The main thing to note here is that HD29 was a lot more Republican in 2012 than it was in 2016. Ed Thompson went from winning by 31 points in 2012 to winning by 22 in 2016, with the judicial average going from nearly a 28 point advantage for Republicans to just under a 20 point advantage. Total turnout in the district was up by about 11,000 votes, with 7K going to the Dems and 4K going to the Republicans. That still leaves a wide gap – 14K in the judicial races, 16K for Ed Thompson – but it’s progress, and it happened as far as I know without any big organized effort.
And that’s the thing.
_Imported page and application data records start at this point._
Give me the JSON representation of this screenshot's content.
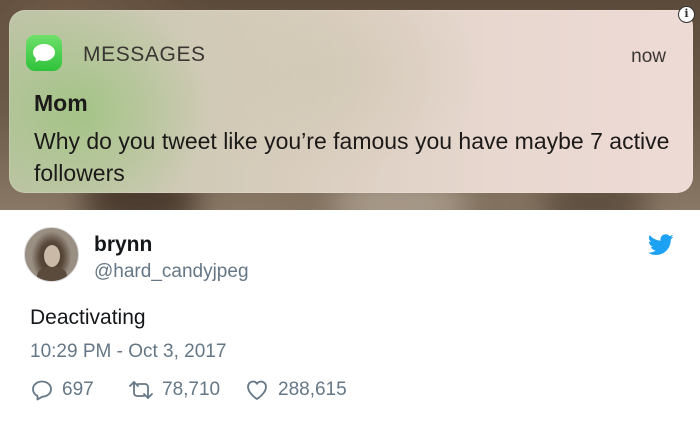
{
  "notification": {
    "app_name": "MESSAGES",
    "time": "now",
    "sender": "Mom",
    "message": "Why do you tweet like you’re famous you have maybe 7 active followers",
    "app_icon": "messages-app-icon",
    "info_icon": "i"
  },
  "tweet": {
    "display_name": "brynn",
    "handle": "@hard_candyjpeg",
    "text": "Deactivating",
    "timestamp": "10:29 PM - Oct 3, 2017",
    "brand_icon": "twitter-bird-icon",
    "brand_color": "#1da1f2",
    "actions": {
      "replies": "697",
      "retweets": "78,710",
      "likes": "288,615"
    }
  }
}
If Democrats are ever going to really close the gap in Texas, they’re going to have to do it by making places like HD29, and HD26 in Fort Bend and the districts we’ve talked about in Harris County and other districts in the suburbs, more competitive. If you look at the map Greg Wythe kindly provided, you can see that some of the blue in Brazoria is adjacent to blue precincts in Fort Bend and Harris Counties, but not all of it. Some of it is in Pearland, but some of it is out along the border with Fort Bend. I’m not an expert on the geography here so I can’t really say why some of these precincts are blue or why they flipped from red to blue in the four years since 2012, but I can say that they represent an opportunity and a starting point. This is what we need to figure out and build on.
(Since I initially drafted this, Greg provided me two more maps, with a closer view to the blue areas, to get a better feel for what’s in and around them. Here’s the North Brazoria map and the South Brazoria map. Thanks, Greg!)
(*) – As noted in the comments, I missed that Pete Olsen did have an opponent in 2016, Mark Gibson. I have added the numbers for that race. My apologies for the oversight.)